For that’s what this campaign aims to do, don’t make any mistake about that. We aren’t being told that smoking is a health hazard — that message has been hammered so hard for so long that there can hardly be anyone in the country over the age of five who hasn’t heard it. But some people continue to smoke. They must be made well.

The wellness people want everyone to be well in the same way, and with much the same fervour as the true-green environmentalists want the Earth to become paradisiacal. After all, nothing gets a zealot stirred up more than the prospect of making a conversion.

My generation is particularly susceptible to wellness guilt, for the truth is that at 40, every thoughtful person has intimations of mortality, of the number of years that have gone compared with the number that are left, of how little has been accomplished and how much is left to be done. It is a universal voice, murmuring in the sensibility of each of us.

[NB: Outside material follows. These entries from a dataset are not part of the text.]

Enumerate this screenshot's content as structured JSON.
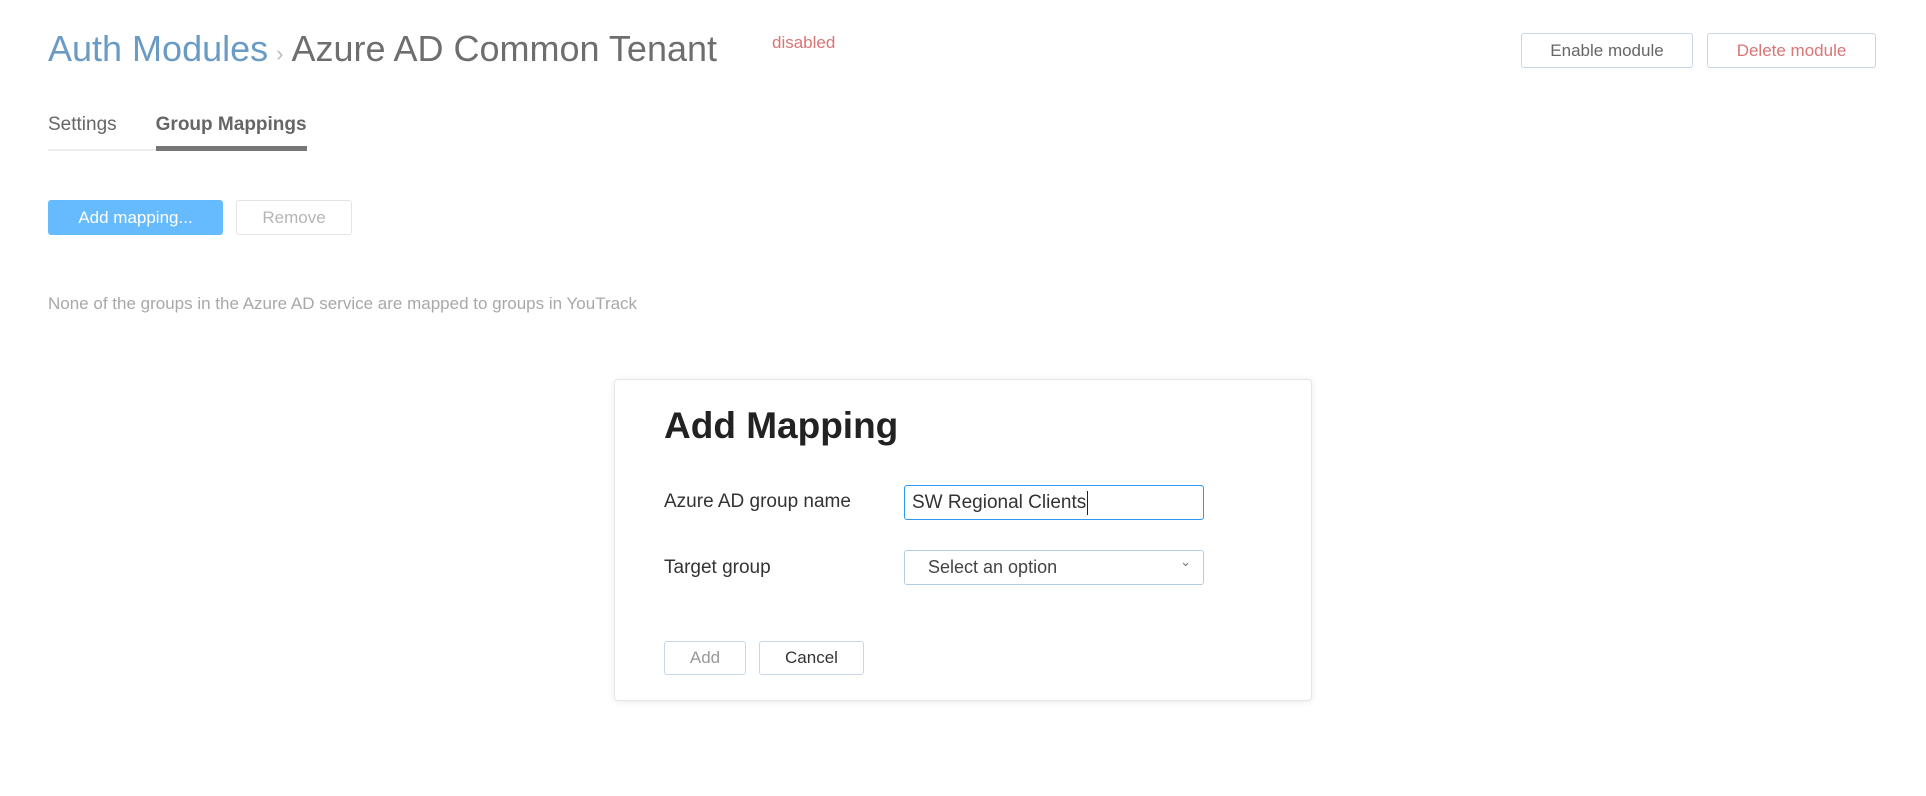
{
  "header": {
    "breadcrumb_parent": "Auth Modules",
    "breadcrumb_separator": "›",
    "title": "Azure AD Common Tenant",
    "status": "disabled"
  },
  "actions": {
    "enable": "Enable module",
    "delete": "Delete module"
  },
  "tabs": [
    {
      "label": "Settings",
      "active": false
    },
    {
      "label": "Group Mappings",
      "active": true
    }
  ],
  "toolbar": {
    "add": "Add mapping...",
    "remove": "Remove"
  },
  "empty_message": "None of the groups in the Azure AD service are mapped to groups in YouTrack",
  "dialog": {
    "title": "Add Mapping",
    "group_name_label": "Azure AD group name",
    "group_name_value": "SW Regional Clients",
    "target_label": "Target group",
    "target_placeholder": "Select an option",
    "add": "Add",
    "cancel": "Cancel"
  },
  "colors": {
    "link": "#6a9bc4",
    "danger": "#d97575",
    "primary": "#66bbff",
    "focus": "#2d9af0"
  }
}
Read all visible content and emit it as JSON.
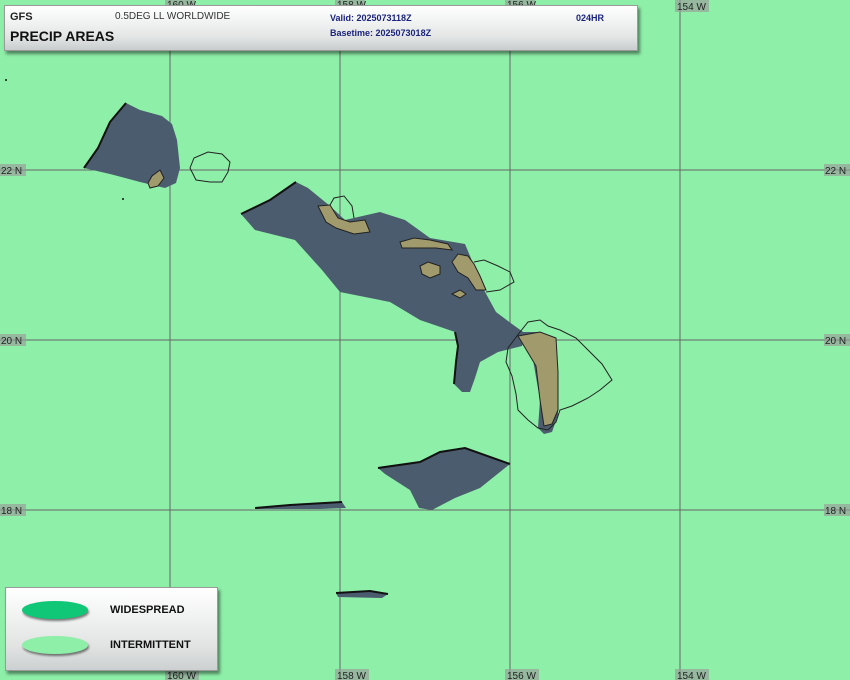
{
  "header": {
    "model": "GFS",
    "grid": "0.5DEG LL WORLDWIDE",
    "product": "PRECIP AREAS",
    "valid": "Valid: 2025073118Z",
    "basetime": "Basetime: 2025073018Z",
    "forecast_hour": "024HR"
  },
  "map": {
    "longitude_labels": [
      "160 W",
      "158 W",
      "156 W",
      "154 W"
    ],
    "latitude_labels": [
      "22 N",
      "20 N",
      "18 N"
    ]
  },
  "legend": {
    "items": [
      {
        "label": "WIDESPREAD",
        "color": "#10c777"
      },
      {
        "label": "INTERMITTENT",
        "color": "#8eefa8"
      }
    ]
  },
  "colors": {
    "background": "#8eefa8",
    "precip_area": "#4b5c6e",
    "land": "#a09a6c",
    "grid": "#666666"
  }
}
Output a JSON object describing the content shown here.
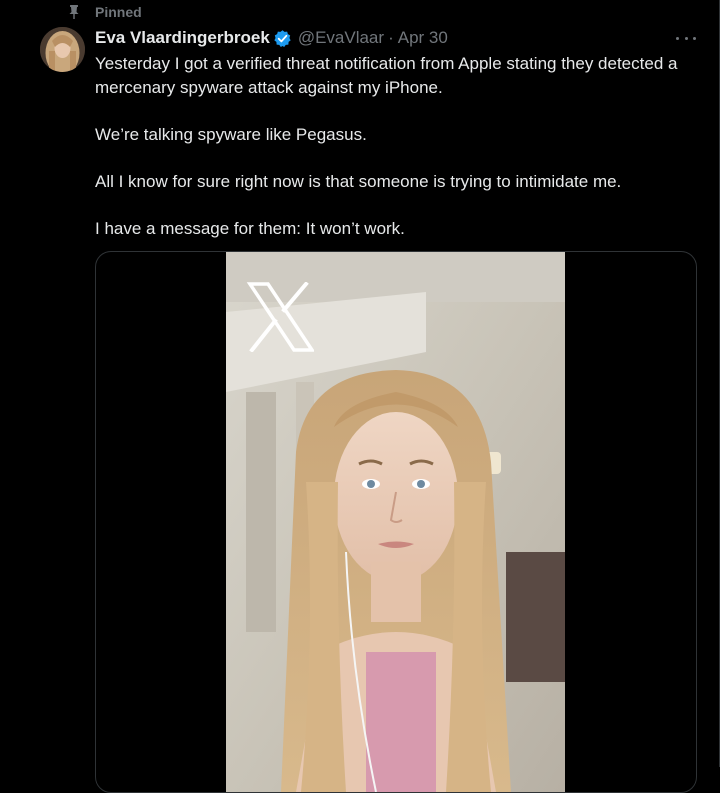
{
  "pinned": {
    "label": "Pinned",
    "icon": "pin-icon"
  },
  "author": {
    "display_name": "Eva Vlaardingerbroek",
    "verified_icon": "verified-badge-icon",
    "handle": "@EvaVlaar",
    "separator": "·",
    "date": "Apr 30"
  },
  "tweet": {
    "paragraphs": [
      "Yesterday I got a verified threat notification from Apple stating they detected a mercenary spyware attack against my iPhone.",
      "We’re talking spyware like Pegasus.",
      "All I know for sure right now is that someone is trying to intimidate me.",
      "I have a message for them: It won’t work."
    ]
  },
  "media": {
    "type": "video",
    "overlay_logo": "x-logo-icon"
  },
  "colors": {
    "background": "#000000",
    "text_primary": "#e7e9ea",
    "text_secondary": "#71767b",
    "verified_blue": "#1d9bf0",
    "border": "#2f3336"
  }
}
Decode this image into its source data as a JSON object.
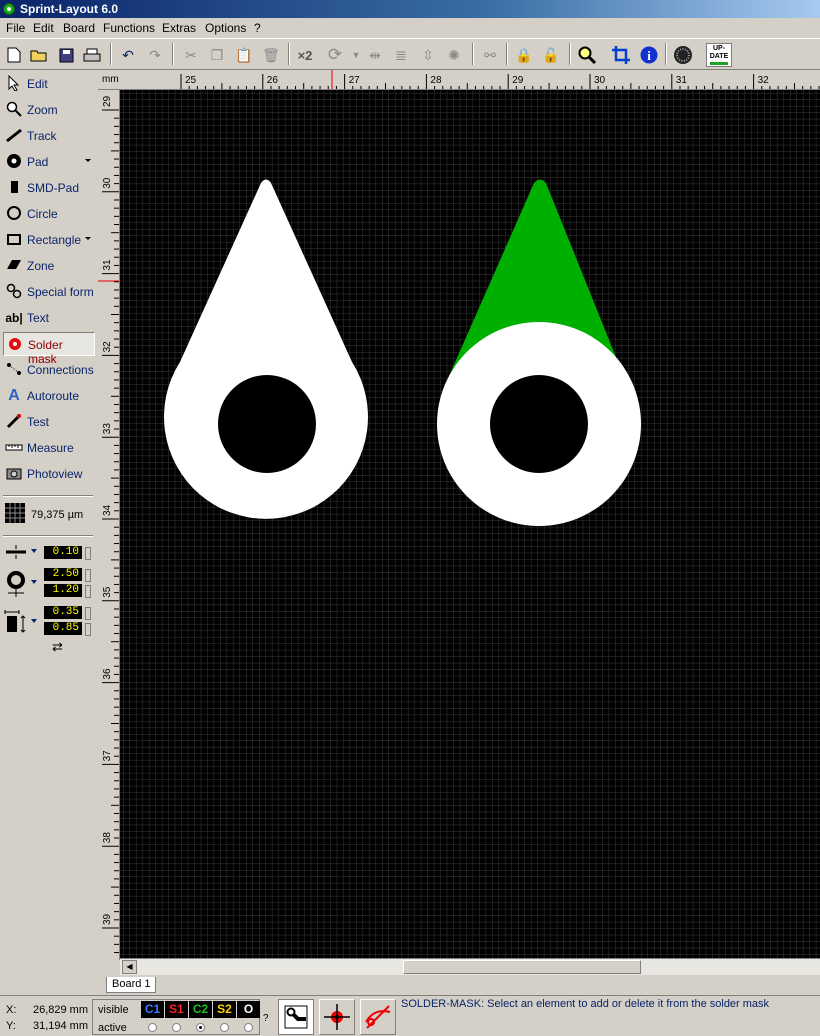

This is the religious aspect of wellness. Like Browning’s lovers, we whisper to ourselves, “Life might last! we can but try!” But how? The evangelical answer is to renounce sinful ways and accept the truth of the gospel. How apt it is that the new edition of the Random House dictionary, seeking to define “born-again”, should give us as an example to use, “a born-again jogger”!

One of the techniques of renunciation is testimony — the “Ah wanna testify” is heard all over the radio dial in the American south. Now, thanks to this newspaper, we have a service in Australia, so that sinners may come forward and declare themselves. So far it is only for smokers, but, as I say, it can readily be extended to cover all categories of sin in the Church of Wellness. Confessions are being taken from backsliders, and inspirational tales told from the lives of those who have opened their hearts to the power of being well. I wonder when we will begin issuing medals? Will there be saints?

I have never smoked cigarettes, and now find that cigars have become too expensive to afford. So when it comes to committing smoking I am, I guess, not much of a sinner. But I am very far from being well, since I have not been through the rites of this church: no renunciation, no confession, no contrition — none of the preparation necessary for admission into the faith of wellness.

Spending my days outside the church, I will die in other than a state of grace. In other words, I will die sick, while others — crying hosannas to The Sydney Morning Herald — will die well.